Exercise aim
The answer must be every line of the records below that contains the word "icon".

Collected data
++++++

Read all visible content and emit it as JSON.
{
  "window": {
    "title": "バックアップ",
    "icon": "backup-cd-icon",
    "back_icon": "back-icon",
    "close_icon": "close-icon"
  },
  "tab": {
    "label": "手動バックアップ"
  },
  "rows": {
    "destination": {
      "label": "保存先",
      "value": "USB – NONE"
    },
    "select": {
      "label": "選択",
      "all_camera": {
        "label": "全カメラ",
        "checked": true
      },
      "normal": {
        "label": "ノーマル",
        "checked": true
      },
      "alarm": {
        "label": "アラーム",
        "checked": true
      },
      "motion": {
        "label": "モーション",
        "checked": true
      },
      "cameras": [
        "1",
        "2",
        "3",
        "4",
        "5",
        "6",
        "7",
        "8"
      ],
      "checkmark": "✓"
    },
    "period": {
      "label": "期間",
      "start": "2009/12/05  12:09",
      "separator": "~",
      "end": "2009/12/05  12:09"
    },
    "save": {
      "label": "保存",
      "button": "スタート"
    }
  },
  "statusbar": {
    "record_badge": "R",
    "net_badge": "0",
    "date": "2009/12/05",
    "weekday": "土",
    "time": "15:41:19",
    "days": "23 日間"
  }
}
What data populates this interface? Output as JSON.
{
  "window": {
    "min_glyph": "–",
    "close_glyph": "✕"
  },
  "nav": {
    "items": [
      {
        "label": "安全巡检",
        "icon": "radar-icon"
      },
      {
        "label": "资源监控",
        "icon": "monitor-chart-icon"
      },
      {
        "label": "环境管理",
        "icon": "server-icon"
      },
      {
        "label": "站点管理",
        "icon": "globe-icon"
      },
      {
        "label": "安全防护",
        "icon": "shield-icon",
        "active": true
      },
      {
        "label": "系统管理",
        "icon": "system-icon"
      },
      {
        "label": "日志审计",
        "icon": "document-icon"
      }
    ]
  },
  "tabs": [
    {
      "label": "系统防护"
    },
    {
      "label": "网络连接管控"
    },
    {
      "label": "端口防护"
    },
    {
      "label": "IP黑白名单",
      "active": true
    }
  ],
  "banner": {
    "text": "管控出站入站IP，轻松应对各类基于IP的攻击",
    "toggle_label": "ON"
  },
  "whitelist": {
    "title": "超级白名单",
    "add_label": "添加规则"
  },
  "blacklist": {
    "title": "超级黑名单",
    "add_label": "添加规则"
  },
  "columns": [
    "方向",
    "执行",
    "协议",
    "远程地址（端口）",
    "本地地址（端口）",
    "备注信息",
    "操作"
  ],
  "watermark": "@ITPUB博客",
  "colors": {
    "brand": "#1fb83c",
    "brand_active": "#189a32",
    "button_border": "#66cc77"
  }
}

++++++

Task solution
    "icon": "backup-cd-icon",
    "back_icon": "back-icon",
    "close_icon": "close-icon"
        "icon": "radar-icon"
        "icon": "monitor-chart-icon"
        "icon": "server-icon"
        "icon": "globe-icon"
        "icon": "shield-icon",
        "icon": "system-icon"
        "icon": "document-icon"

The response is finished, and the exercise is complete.